The task: Among the records below, find each line bearing the word "position" and copy it.

Collection entries:
═══

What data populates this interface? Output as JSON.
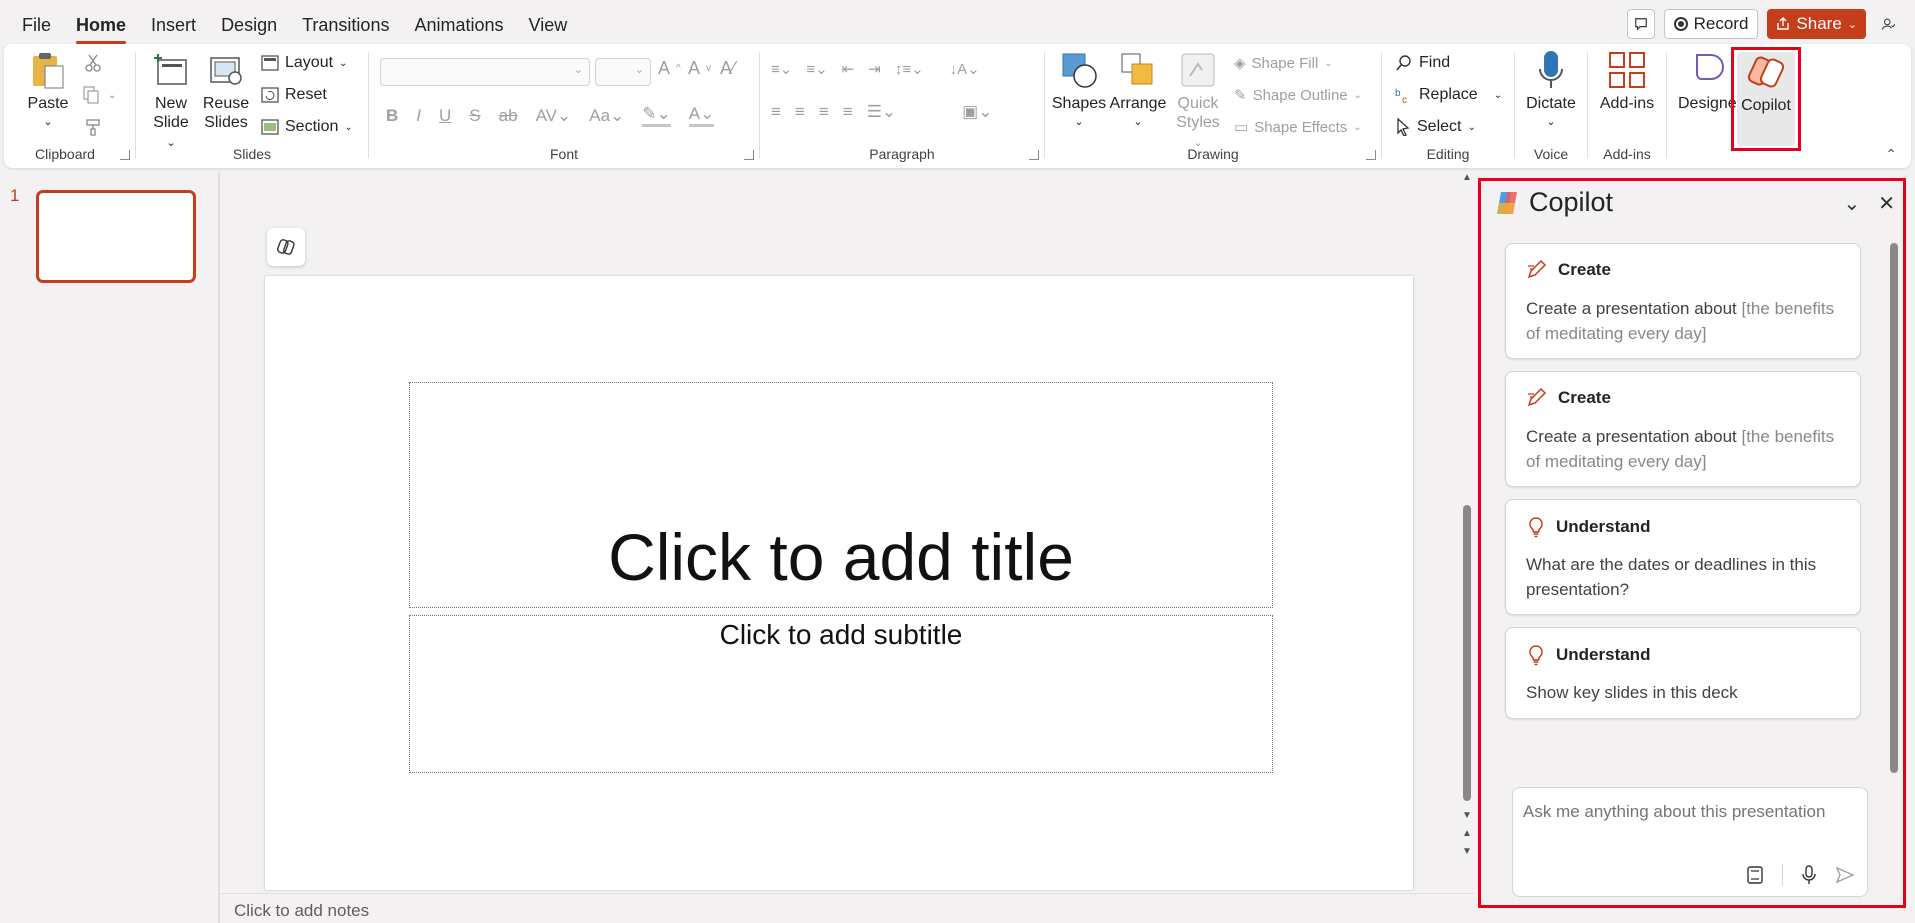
{
  "menu": {
    "tabs": [
      "File",
      "Home",
      "Insert",
      "Design",
      "Transitions",
      "Animations",
      "View"
    ],
    "active": "Home",
    "record_label": "Record",
    "share_label": "Share"
  },
  "ribbon": {
    "clipboard": {
      "paste": "Paste",
      "group": "Clipboard"
    },
    "slides": {
      "new_slide_1": "New",
      "new_slide_2": "Slide",
      "reuse_1": "Reuse",
      "reuse_2": "Slides",
      "layout": "Layout",
      "reset": "Reset",
      "section": "Section",
      "group": "Slides"
    },
    "font": {
      "group": "Font"
    },
    "paragraph": {
      "group": "Paragraph"
    },
    "drawing": {
      "shapes": "Shapes",
      "arrange": "Arrange",
      "quick_1": "Quick",
      "quick_2": "Styles",
      "shape_fill": "Shape Fill",
      "shape_outline": "Shape Outline",
      "shape_effects": "Shape Effects",
      "group": "Drawing"
    },
    "editing": {
      "find": "Find",
      "replace": "Replace",
      "select": "Select",
      "group": "Editing"
    },
    "voice": {
      "dictate": "Dictate",
      "group": "Voice"
    },
    "addins": {
      "addins": "Add-ins",
      "group": "Add-ins"
    },
    "designer": "Designer",
    "copilot": "Copilot"
  },
  "thumbnails": {
    "slide_number": "1"
  },
  "slide": {
    "title_placeholder": "Click to add title",
    "subtitle_placeholder": "Click to add subtitle"
  },
  "notes": {
    "placeholder": "Click to add notes"
  },
  "copilot_pane": {
    "title": "Copilot",
    "cards": [
      {
        "kind": "Create",
        "icon": "pen-sparkle-icon",
        "text": "Create a presentation about ",
        "muted": "[the benefits of meditating every day]"
      },
      {
        "kind": "Create",
        "icon": "pen-sparkle-icon",
        "text": "Create a presentation about ",
        "muted": "[the benefits of meditating every day]"
      },
      {
        "kind": "Understand",
        "icon": "lightbulb-icon",
        "text": "What are the dates or deadlines in this presentation?",
        "muted": ""
      },
      {
        "kind": "Understand",
        "icon": "lightbulb-icon",
        "text": "Show key slides in this deck",
        "muted": ""
      }
    ],
    "input_placeholder": "Ask me anything about this presentation"
  },
  "colors": {
    "accent": "#c43e1c",
    "highlight": "#e3001b"
  }
}
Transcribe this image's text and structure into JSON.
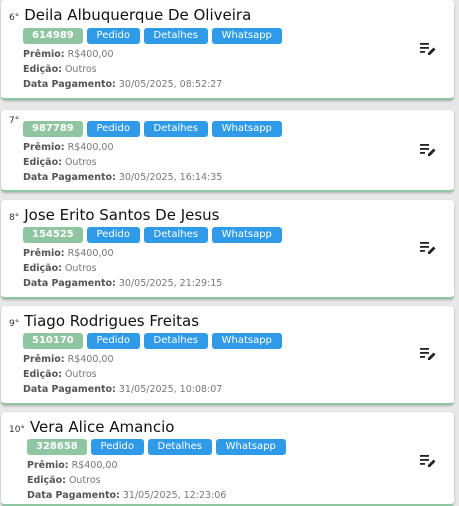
{
  "cards": [
    {
      "position": "6°",
      "name": "Deila Albuquerque De Oliveira",
      "code": "614989",
      "premio_label": "Prêmio:",
      "premio": "R$400,00",
      "edicao_label": "Edição:",
      "edicao": "Outros",
      "data_label": "Data Pagamento:",
      "data": "30/05/2025, 08:52:27"
    },
    {
      "position": "7°",
      "name": "",
      "code": "987789",
      "premio_label": "Prêmio:",
      "premio": "R$400,00",
      "edicao_label": "Edição:",
      "edicao": "Outros",
      "data_label": "Data Pagamento:",
      "data": "30/05/2025, 16:14:35"
    },
    {
      "position": "8°",
      "name": "Jose Erito Santos De Jesus",
      "code": "154525",
      "premio_label": "Prêmio:",
      "premio": "R$400,00",
      "edicao_label": "Edição:",
      "edicao": "Outros",
      "data_label": "Data Pagamento:",
      "data": "30/05/2025, 21:29:15"
    },
    {
      "position": "9°",
      "name": "Tiago Rodrigues Freitas",
      "code": "510170",
      "premio_label": "Prêmio:",
      "premio": "R$400,00",
      "edicao_label": "Edição:",
      "edicao": "Outros",
      "data_label": "Data Pagamento:",
      "data": "31/05/2025, 10:08:07"
    },
    {
      "position": "10°",
      "name": "Vera Alice Amancio",
      "code": "328658",
      "premio_label": "Prêmio:",
      "premio": "R$400,00",
      "edicao_label": "Edição:",
      "edicao": "Outros",
      "data_label": "Data Pagamento:",
      "data": "31/05/2025, 12:23:06"
    }
  ],
  "buttons": {
    "pedido": "Pedido",
    "detalhes": "Detalhes",
    "whatsapp": "Whatsapp"
  },
  "icons": {
    "edit": "edit-list-icon"
  },
  "colors": {
    "code_badge": "#8fc6a1",
    "button": "#2f9be8",
    "card_border": "#8fc6a1"
  }
}
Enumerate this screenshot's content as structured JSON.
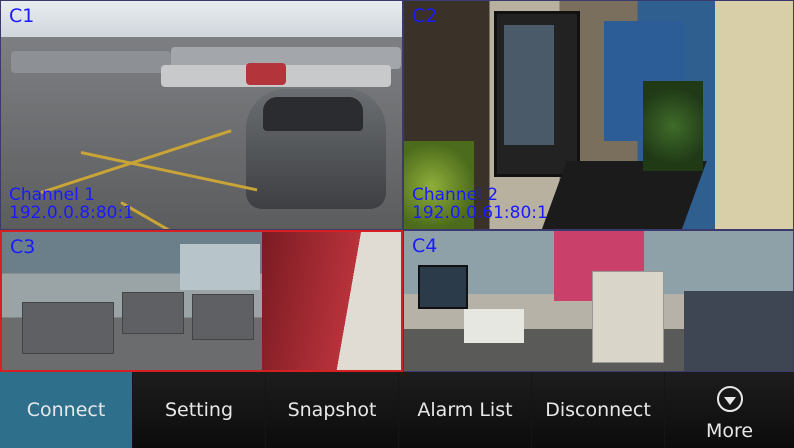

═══

Solved exercise:
      "position": "6°",
      "position": "7°",
      "position": "8°",
      "position": "9°",
      "position": "10°",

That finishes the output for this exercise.